In an attempt to study the effectiveness of Google’s self-driving vehicles, the University of Michigan’s Engineering College is building a fake city where researchers intend to study how these pilotless cars can handle unexpected road conditions.

The simulated city will encompass 32 acres complete with a four lane highway, which researchers will use to test how well “networked vehicles” operate when put in dangerous situations or unsatisfactory road conditions. It will come with everything a real city has to offer, including “merge lanes, stoplights, intersections, roundabouts, road signs, a railroad crossing, building facades, construction barrels and eventually a mechanical pedestrian.”

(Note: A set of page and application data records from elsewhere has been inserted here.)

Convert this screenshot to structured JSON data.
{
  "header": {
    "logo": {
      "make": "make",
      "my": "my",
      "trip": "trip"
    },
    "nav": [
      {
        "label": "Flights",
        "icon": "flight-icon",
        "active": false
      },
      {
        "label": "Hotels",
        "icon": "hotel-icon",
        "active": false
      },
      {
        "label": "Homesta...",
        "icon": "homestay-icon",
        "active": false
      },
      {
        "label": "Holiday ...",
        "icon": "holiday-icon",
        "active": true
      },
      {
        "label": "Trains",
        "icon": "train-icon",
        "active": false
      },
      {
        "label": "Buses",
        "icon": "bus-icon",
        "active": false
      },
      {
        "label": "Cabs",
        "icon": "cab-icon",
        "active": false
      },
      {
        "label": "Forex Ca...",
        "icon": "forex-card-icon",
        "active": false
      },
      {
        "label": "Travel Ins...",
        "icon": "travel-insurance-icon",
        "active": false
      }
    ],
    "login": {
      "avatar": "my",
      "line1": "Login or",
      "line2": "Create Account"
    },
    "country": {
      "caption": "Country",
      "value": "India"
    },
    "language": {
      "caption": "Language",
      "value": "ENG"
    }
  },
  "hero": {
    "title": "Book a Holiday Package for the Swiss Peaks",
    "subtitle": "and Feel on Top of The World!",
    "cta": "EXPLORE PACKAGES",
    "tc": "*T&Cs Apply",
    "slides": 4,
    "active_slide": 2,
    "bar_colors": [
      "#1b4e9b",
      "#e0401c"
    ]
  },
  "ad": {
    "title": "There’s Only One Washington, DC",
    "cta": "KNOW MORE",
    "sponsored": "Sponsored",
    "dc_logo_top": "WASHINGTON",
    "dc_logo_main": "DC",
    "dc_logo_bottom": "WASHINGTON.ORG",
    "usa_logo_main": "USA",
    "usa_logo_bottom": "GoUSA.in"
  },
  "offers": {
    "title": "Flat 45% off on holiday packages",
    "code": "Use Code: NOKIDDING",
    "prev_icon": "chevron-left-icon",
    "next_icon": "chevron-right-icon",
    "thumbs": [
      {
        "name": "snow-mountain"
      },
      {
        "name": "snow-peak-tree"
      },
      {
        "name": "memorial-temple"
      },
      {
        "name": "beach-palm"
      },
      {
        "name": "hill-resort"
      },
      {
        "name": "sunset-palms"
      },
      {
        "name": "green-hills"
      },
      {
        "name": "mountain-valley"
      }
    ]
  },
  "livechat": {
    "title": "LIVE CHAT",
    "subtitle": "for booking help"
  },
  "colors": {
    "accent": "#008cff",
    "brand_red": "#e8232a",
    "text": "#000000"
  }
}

Researchers say the facility will be managed by UM’s Mobility Transformation Center, which will initially employ the use of an automated Ford Fusion for the study. “The type of testing we’re talking about doing – it’s not possible to do today in the university infrastructure,” said Ryan Eustice, an associate professor of naval architecture and marine engineering. “Every time a vehicle comes around the loop, it can hit something unusual. That will give us a leg up on getting these vehicles mature and robust and safe.”

Perhaps, one day, this technology will put an end to drinking and driving, not to mention make it less dangerous to receive road head.

Mobility Transformation Center/University of Michigan.